“…and that’s absolutely not the way it should be. They should have been on scene doing cleanup and disinfection, and putting out public notices at downstream public access points as the spill was happening.”

Brooke adds the city’s single post on Facebook to announce the spill was not nearly enough to communicate the potential danger, especially during a holiday weekend as thousands of people were using the river.

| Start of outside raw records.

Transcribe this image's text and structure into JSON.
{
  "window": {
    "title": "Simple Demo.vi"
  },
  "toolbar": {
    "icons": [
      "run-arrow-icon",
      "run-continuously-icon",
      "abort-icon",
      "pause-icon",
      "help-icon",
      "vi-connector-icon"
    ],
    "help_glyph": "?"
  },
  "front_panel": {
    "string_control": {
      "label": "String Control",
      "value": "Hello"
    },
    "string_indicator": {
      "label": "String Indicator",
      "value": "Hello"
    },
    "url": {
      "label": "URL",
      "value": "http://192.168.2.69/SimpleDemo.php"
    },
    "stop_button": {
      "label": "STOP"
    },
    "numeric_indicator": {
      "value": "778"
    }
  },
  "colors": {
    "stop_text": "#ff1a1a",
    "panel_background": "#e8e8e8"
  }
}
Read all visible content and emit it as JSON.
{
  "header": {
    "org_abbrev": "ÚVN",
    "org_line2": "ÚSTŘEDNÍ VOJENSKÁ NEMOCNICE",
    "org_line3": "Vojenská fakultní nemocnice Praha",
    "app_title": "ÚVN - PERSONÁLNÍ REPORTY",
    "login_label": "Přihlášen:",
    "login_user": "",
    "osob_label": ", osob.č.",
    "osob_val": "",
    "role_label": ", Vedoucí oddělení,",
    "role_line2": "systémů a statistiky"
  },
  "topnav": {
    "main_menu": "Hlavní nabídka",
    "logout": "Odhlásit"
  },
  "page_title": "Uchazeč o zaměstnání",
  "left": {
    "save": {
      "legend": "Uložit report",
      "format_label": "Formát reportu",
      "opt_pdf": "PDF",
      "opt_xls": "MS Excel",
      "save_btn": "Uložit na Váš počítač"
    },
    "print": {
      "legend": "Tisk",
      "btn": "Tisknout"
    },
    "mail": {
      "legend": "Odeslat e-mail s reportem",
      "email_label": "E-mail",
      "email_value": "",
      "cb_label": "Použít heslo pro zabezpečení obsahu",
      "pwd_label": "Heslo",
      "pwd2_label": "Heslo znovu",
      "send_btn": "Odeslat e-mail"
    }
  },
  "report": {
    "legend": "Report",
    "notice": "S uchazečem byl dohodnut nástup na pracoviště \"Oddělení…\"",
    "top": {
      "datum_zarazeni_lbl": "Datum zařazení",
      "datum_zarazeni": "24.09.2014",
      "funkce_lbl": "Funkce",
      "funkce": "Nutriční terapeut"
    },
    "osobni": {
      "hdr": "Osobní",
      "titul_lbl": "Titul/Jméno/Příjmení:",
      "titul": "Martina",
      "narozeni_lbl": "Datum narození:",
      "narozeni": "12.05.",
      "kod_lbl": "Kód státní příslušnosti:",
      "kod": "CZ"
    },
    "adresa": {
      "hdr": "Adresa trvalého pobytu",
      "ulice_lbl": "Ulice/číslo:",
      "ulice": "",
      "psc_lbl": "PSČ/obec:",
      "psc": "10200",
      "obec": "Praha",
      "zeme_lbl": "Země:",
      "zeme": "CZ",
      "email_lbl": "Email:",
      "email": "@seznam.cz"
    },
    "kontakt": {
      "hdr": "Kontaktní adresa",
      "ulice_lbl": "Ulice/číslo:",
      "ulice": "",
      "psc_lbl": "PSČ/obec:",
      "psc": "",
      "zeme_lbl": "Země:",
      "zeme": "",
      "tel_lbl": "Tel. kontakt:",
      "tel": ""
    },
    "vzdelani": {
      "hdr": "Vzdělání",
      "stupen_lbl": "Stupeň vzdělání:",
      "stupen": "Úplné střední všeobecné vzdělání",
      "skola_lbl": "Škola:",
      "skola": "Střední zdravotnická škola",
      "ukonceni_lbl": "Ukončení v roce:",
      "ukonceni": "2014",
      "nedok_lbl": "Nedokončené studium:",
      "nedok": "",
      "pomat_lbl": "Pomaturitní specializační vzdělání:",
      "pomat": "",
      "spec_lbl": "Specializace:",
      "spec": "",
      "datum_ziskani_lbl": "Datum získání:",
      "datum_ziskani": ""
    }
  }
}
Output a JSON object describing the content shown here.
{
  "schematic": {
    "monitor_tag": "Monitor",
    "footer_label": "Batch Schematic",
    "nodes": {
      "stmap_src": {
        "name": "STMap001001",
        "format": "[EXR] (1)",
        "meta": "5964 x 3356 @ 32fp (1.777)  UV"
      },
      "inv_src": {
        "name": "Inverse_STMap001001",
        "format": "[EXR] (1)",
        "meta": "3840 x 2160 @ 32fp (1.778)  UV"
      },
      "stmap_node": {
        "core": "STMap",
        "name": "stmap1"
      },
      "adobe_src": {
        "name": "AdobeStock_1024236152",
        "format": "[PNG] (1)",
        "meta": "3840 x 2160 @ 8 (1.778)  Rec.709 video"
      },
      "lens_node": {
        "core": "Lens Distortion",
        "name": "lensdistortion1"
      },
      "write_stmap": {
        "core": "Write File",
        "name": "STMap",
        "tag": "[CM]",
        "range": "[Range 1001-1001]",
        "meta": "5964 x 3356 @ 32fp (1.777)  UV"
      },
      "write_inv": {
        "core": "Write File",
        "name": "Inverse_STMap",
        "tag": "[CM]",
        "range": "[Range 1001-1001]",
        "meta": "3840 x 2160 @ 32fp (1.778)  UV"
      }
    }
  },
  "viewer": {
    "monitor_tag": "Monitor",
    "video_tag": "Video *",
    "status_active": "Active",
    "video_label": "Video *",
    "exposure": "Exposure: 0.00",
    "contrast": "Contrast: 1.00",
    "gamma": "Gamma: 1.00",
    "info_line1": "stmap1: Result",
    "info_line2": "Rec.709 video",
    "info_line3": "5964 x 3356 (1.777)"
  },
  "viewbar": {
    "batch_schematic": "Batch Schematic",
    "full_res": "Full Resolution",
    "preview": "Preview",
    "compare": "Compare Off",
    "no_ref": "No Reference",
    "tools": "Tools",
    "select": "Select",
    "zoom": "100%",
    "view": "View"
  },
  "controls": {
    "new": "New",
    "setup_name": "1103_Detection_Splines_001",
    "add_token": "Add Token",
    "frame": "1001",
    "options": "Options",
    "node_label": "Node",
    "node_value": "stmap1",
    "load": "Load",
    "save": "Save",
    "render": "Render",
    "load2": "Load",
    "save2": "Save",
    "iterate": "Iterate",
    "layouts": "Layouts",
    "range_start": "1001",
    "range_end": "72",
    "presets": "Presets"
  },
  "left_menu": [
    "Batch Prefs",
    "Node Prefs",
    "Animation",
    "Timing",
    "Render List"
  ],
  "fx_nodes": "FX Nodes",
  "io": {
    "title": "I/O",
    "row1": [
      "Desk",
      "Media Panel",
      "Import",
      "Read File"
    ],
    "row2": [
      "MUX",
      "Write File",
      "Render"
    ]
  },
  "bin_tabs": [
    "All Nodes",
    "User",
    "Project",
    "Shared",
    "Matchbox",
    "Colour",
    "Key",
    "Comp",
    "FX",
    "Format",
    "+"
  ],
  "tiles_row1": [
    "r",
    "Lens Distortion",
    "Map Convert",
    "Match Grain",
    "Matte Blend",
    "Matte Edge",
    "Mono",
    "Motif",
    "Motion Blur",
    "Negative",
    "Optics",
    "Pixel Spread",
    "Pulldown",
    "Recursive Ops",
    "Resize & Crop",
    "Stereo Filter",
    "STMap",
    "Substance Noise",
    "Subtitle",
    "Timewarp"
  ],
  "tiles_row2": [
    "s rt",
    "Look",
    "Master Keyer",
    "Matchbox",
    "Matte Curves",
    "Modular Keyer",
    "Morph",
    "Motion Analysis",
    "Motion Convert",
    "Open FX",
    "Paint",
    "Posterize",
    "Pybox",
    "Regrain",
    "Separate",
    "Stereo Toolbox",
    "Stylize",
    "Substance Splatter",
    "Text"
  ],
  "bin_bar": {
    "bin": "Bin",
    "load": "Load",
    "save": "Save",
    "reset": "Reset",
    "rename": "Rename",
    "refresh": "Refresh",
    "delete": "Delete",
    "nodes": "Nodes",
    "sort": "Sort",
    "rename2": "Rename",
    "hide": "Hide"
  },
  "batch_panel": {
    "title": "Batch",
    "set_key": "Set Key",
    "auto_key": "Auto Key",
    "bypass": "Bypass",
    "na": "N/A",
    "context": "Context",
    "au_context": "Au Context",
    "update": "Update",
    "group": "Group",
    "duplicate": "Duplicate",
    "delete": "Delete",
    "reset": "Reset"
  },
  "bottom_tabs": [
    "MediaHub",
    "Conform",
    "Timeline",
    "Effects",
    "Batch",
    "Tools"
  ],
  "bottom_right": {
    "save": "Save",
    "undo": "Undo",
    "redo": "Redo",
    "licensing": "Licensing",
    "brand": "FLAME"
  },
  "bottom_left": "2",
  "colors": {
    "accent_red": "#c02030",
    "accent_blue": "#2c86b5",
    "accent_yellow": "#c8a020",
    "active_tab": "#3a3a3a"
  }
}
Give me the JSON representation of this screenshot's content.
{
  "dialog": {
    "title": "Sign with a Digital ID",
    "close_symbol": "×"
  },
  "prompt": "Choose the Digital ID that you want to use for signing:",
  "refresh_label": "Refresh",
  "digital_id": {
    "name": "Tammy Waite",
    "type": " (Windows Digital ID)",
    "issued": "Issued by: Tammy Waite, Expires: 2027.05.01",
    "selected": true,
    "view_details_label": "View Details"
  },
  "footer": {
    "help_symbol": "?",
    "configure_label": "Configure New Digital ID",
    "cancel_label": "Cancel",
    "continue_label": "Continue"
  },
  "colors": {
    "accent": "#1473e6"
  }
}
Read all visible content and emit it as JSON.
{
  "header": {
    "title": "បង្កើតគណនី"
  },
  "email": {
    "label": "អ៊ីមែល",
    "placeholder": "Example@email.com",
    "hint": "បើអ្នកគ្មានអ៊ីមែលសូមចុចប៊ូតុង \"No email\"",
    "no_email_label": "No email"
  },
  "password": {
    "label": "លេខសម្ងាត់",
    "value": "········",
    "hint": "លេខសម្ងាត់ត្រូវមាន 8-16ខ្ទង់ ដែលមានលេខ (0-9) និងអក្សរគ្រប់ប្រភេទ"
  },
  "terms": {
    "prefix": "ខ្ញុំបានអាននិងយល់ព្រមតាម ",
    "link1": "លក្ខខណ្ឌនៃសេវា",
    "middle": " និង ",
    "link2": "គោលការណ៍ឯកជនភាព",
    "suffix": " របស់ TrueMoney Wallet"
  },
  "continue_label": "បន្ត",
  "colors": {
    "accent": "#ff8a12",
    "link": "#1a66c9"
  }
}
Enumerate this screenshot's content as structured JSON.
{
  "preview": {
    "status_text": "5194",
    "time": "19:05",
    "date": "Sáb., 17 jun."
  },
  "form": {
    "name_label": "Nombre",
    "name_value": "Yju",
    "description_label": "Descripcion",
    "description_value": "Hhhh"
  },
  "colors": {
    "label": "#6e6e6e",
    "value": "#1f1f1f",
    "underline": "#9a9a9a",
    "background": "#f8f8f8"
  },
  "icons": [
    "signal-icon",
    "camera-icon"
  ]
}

ADEM officials are currently sampling water and investigating the extent of the spill.

A member of the famous Tuskegee Airmen during World War II has died.

Family members say 94-year-old Roscoe Brown Jr. died at a Bronx, New York Hospital this past Saturday.

Brown with five other airmen accepted the Congressional Gold Medal on behalf of the Tuskegee Airmen back in 2007.  The airmen were a segregated unit in Alabama.

President George W. Bush and Congress awarded the airmen with one of the nation's highest honors for fighting to defend their country even as they faced bigotry at home.

Brown also served as president of the Bronx Community College and director of the Institute of Afro-American Affairs at New York University.

The Fourth of July Weekend is in the books and that means the money making season is in full swing for Alabama’s gulf coast.

The state’s beaches are the busiest up until the Labor Day weekend. Alabama tourism officials say those tax dollars benefit the whole state.

Brian Jones is with the state department of tourism. He says the beaches bring in over twelve point five billion dollars during the summer months to the state in revenue…

“Because of the impact, each household ends up saving about four hundred and twenty something odd dollars that they don't have to pay in taxes because of the tax revenue generated by tourism.”

Jones says that the beaches usually have something planned every weekend.  The point there is turn one-time visitors into repeat customers in the future.